Chia Poh Ling*, Lim Chin Chin, Michael Tay Ming Kiong
2nd AFSN meeting, Brunei Darussalam, 1-3 Jun 2010 (poster presentation)
Objective: To present case studies of incidents in Singapore where common chemicals were used to make improvised explosives devices (IEDs). The ingredients used, effects of the explosions and reconstruction of the IEDs would be discussed.
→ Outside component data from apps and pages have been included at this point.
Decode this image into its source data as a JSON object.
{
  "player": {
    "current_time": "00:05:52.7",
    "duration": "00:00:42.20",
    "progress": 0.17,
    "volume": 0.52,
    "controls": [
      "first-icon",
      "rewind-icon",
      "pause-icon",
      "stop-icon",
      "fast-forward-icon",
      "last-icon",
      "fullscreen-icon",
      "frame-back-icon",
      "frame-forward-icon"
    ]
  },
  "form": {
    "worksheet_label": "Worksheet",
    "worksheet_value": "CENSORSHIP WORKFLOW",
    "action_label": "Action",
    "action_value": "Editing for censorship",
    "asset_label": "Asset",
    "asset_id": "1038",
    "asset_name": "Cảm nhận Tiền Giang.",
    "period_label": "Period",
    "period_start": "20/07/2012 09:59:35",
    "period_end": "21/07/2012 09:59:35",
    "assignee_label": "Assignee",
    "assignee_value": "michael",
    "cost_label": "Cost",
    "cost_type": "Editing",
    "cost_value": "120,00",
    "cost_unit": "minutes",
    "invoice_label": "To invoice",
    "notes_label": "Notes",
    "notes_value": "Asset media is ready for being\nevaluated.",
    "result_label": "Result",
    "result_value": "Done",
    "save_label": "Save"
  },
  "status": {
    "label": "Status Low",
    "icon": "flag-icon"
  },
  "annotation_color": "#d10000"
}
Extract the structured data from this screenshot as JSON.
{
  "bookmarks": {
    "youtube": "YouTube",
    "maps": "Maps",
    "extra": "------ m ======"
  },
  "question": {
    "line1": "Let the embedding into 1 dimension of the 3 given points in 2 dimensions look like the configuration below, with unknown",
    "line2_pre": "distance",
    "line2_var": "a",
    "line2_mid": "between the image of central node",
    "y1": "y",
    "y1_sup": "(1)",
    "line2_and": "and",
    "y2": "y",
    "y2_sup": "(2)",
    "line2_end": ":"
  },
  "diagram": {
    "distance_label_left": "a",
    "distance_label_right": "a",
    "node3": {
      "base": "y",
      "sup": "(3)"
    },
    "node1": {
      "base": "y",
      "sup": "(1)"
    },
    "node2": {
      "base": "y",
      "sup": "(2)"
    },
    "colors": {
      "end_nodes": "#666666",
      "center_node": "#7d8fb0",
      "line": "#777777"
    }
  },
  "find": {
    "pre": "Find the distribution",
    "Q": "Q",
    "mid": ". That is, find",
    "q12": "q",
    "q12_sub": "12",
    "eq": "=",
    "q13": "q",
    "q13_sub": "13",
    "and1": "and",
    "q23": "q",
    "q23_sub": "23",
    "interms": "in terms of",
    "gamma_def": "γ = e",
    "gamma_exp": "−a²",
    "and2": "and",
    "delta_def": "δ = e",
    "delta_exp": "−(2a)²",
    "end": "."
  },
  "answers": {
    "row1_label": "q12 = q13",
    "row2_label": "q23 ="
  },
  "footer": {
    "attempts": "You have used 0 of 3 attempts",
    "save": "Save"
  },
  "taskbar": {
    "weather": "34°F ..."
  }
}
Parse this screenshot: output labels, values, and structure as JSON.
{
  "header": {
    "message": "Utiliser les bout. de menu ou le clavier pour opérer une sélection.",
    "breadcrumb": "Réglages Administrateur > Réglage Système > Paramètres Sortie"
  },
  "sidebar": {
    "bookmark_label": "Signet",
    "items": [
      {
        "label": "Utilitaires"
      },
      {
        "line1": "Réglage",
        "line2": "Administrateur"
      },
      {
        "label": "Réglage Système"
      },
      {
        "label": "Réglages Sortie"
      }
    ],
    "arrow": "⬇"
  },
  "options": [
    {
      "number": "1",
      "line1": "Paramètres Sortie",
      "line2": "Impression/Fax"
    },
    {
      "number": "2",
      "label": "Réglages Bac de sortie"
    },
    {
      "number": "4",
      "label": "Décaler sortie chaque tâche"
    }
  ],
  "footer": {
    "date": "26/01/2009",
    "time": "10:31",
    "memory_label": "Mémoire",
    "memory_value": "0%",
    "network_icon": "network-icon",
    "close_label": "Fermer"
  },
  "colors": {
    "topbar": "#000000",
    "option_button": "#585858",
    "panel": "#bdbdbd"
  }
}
Case 1: White smoke was seen emitting out of an abandoned shopping bag at the rear seat of a shopping bag. Remnants of a badly deformed and burnt bottle with a green plastic screw cap and 660 g of dark powdery material were recovered from the scene. The base of the bottle contained a colourless, acidic liquid which was found to be concentrated (37%) formalin. The powder was found to contain potassium permanganate and its products of reaction. Potassium permanganate and formalin react exothermically to produce formaldehyde, an irritant and lachrymatory gas.
Case 2: A 500 ml plastic bottle containing coloured sand-like material exploded in the victim’s hand when he threw it out of the house. A partially burnt, distorted bottle, a bottle cap, some yellow powder and the victim’s clothing were recovered at the scene. The damages in the bottle suggested that it had undergone burning and exploded. The moist brownish black material inside the bottle was found to contain aluminium, glycerol and the reaction products of potassium permanganate. The yellow powder was found to be sulphur. Potassium permanganate reacts violently with glycerin when mixed and produces a dazzling flash with smoke and high temperatures.
Cases involving the use of sparkler materials
Numerous cases involving the use of sparkler and/or sparkler materials were encountered in Singapore. The different modes in which these materials were used to construct IEDs and the effects of the explosions related to these incidents will be discussed.